*Supplied records*:
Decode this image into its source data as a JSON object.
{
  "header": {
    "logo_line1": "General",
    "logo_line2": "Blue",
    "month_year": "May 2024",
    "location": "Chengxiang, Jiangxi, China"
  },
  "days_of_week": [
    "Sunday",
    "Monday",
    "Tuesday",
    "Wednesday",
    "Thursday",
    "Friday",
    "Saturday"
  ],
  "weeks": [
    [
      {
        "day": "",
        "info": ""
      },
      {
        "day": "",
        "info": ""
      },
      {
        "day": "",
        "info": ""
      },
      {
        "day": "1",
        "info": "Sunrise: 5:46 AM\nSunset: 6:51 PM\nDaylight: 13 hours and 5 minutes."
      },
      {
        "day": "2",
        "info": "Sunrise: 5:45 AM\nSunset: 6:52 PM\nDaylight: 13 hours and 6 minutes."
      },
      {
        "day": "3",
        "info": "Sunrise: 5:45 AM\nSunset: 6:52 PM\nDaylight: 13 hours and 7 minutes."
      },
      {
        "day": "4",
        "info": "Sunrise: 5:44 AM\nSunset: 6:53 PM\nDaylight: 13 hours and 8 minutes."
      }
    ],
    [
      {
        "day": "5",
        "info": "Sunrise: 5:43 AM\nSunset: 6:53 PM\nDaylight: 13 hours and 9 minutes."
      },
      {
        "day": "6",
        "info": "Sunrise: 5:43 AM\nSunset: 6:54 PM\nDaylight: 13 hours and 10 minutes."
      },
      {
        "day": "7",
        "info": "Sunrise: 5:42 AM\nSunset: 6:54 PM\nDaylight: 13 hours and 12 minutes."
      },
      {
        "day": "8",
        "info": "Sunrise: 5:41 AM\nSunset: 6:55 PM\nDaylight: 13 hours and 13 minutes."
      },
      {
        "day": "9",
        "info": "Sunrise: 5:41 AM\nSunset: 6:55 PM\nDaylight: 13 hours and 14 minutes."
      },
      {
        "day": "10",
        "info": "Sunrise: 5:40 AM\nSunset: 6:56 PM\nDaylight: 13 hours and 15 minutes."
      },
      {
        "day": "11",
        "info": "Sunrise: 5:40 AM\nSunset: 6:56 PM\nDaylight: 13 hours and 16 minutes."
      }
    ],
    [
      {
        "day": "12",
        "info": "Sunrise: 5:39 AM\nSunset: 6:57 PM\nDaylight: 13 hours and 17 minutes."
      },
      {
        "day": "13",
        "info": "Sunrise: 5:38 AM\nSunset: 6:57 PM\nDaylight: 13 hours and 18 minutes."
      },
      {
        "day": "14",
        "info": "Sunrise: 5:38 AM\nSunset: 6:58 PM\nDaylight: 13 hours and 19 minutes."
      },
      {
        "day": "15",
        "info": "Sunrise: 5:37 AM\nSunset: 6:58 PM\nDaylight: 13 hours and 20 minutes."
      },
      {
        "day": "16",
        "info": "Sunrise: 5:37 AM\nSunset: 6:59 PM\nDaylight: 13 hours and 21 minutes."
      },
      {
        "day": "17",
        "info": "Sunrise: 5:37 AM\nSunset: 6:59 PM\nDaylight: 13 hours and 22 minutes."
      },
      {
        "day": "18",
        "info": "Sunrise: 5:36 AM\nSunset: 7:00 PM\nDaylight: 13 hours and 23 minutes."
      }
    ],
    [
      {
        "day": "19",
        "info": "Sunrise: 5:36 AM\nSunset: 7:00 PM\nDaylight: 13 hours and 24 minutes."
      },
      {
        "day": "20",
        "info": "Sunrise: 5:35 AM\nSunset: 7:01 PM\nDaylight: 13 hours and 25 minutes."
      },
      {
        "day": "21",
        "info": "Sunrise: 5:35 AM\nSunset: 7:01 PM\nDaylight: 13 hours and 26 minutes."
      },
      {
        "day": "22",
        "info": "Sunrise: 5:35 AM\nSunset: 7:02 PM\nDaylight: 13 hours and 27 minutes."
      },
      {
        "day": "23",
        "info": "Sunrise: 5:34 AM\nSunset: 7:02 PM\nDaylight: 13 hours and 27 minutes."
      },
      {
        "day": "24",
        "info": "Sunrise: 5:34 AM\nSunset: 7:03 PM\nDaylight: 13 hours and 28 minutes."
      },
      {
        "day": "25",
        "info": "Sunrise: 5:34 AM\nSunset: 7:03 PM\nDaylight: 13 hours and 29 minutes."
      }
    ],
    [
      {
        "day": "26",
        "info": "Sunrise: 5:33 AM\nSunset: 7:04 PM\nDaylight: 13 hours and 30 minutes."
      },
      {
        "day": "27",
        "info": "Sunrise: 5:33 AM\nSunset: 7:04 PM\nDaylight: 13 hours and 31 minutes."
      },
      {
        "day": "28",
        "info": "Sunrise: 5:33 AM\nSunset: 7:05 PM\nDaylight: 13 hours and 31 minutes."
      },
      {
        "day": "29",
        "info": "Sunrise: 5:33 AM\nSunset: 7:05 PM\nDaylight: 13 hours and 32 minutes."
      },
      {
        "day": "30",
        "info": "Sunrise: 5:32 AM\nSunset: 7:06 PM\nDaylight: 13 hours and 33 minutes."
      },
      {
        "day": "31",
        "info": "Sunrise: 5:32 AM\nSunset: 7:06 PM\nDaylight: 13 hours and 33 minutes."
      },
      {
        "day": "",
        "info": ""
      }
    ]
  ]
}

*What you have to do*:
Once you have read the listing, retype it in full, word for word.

*Response to this exercise*:
Decode this image into its source data as a JSON object.
{
  "header": {
    "logo_line1": "General",
    "logo_line2": "Blue",
    "month_year": "May 2024",
    "location": "Chengxiang, Jiangxi, China"
  },
  "days_of_week": [
    "Sunday",
    "Monday",
    "Tuesday",
    "Wednesday",
    "Thursday",
    "Friday",
    "Saturday"
  ],
  "weeks": [
    [
      {
        "day": "",
        "info": ""
      },
      {
        "day": "",
        "info": ""
      },
      {
        "day": "",
        "info": ""
      },
      {
        "day": "1",
        "info": "Sunrise: 5:46 AM\nSunset: 6:51 PM\nDaylight: 13 hours and 5 minutes."
      },
      {
        "day": "2",
        "info": "Sunrise: 5:45 AM\nSunset: 6:52 PM\nDaylight: 13 hours and 6 minutes."
      },
      {
        "day": "3",
        "info": "Sunrise: 5:45 AM\nSunset: 6:52 PM\nDaylight: 13 hours and 7 minutes."
      },
      {
        "day": "4",
        "info": "Sunrise: 5:44 AM\nSunset: 6:53 PM\nDaylight: 13 hours and 8 minutes."
      }
    ],
    [
      {
        "day": "5",
        "info": "Sunrise: 5:43 AM\nSunset: 6:53 PM\nDaylight: 13 hours and 9 minutes."
      },
      {
        "day": "6",
        "info": "Sunrise: 5:43 AM\nSunset: 6:54 PM\nDaylight: 13 hours and 10 minutes."
      },
      {
        "day": "7",
        "info": "Sunrise: 5:42 AM\nSunset: 6:54 PM\nDaylight: 13 hours and 12 minutes."
      },
      {
        "day": "8",
        "info": "Sunrise: 5:41 AM\nSunset: 6:55 PM\nDaylight: 13 hours and 13 minutes."
      },
      {
        "day": "9",
        "info": "Sunrise: 5:41 AM\nSunset: 6:55 PM\nDaylight: 13 hours and 14 minutes."
      },
      {
        "day": "10",
        "info": "Sunrise: 5:40 AM\nSunset: 6:56 PM\nDaylight: 13 hours and 15 minutes."
      },
      {
        "day": "11",
        "info": "Sunrise: 5:40 AM\nSunset: 6:56 PM\nDaylight: 13 hours and 16 minutes."
      }
    ],
    [
      {
        "day": "12",
        "info": "Sunrise: 5:39 AM\nSunset: 6:57 PM\nDaylight: 13 hours and 17 minutes."
      },
      {
        "day": "13",
        "info": "Sunrise: 5:38 AM\nSunset: 6:57 PM\nDaylight: 13 hours and 18 minutes."
      },
      {
        "day": "14",
        "info": "Sunrise: 5:38 AM\nSunset: 6:58 PM\nDaylight: 13 hours and 19 minutes."
      },
      {
        "day": "15",
        "info": "Sunrise: 5:37 AM\nSunset: 6:58 PM\nDaylight: 13 hours and 20 minutes."
      },
      {
        "day": "16",
        "info": "Sunrise: 5:37 AM\nSunset: 6:59 PM\nDaylight: 13 hours and 21 minutes."
      },
      {
        "day": "17",
        "info": "Sunrise: 5:37 AM\nSunset: 6:59 PM\nDaylight: 13 hours and 22 minutes."
      },
      {
        "day": "18",
        "info": "Sunrise: 5:36 AM\nSunset: 7:00 PM\nDaylight: 13 hours and 23 minutes."
      }
    ],
    [
      {
        "day": "19",
        "info": "Sunrise: 5:36 AM\nSunset: 7:00 PM\nDaylight: 13 hours and 24 minutes."
      },
      {
        "day": "20",
        "info": "Sunrise: 5:35 AM\nSunset: 7:01 PM\nDaylight: 13 hours and 25 minutes."
      },
      {
        "day": "21",
        "info": "Sunrise: 5:35 AM\nSunset: 7:01 PM\nDaylight: 13 hours and 26 minutes."
      },
      {
        "day": "22",
        "info": "Sunrise: 5:35 AM\nSunset: 7:02 PM\nDaylight: 13 hours and 27 minutes."
      },
      {
        "day": "23",
        "info": "Sunrise: 5:34 AM\nSunset: 7:02 PM\nDaylight: 13 hours and 27 minutes."
      },
      {
        "day": "24",
        "info": "Sunrise: 5:34 AM\nSunset: 7:03 PM\nDaylight: 13 hours and 28 minutes."
      },
      {
        "day": "25",
        "info": "Sunrise: 5:34 AM\nSunset: 7:03 PM\nDaylight: 13 hours and 29 minutes."
      }
    ],
    [
      {
        "day": "26",
        "info": "Sunrise: 5:33 AM\nSunset: 7:04 PM\nDaylight: 13 hours and 30 minutes."
      },
      {
        "day": "27",
        "info": "Sunrise: 5:33 AM\nSunset: 7:04 PM\nDaylight: 13 hours and 31 minutes."
      },
      {
        "day": "28",
        "info": "Sunrise: 5:33 AM\nSunset: 7:05 PM\nDaylight: 13 hours and 31 minutes."
      },
      {
        "day": "29",
        "info": "Sunrise: 5:33 AM\nSunset: 7:05 PM\nDaylight: 13 hours and 32 minutes."
      },
      {
        "day": "30",
        "info": "Sunrise: 5:32 AM\nSunset: 7:06 PM\nDaylight: 13 hours and 33 minutes."
      },
      {
        "day": "31",
        "info": "Sunrise: 5:32 AM\nSunset: 7:06 PM\nDaylight: 13 hours and 33 minutes."
      },
      {
        "day": "",
        "info": ""
      }
    ]
  ]
}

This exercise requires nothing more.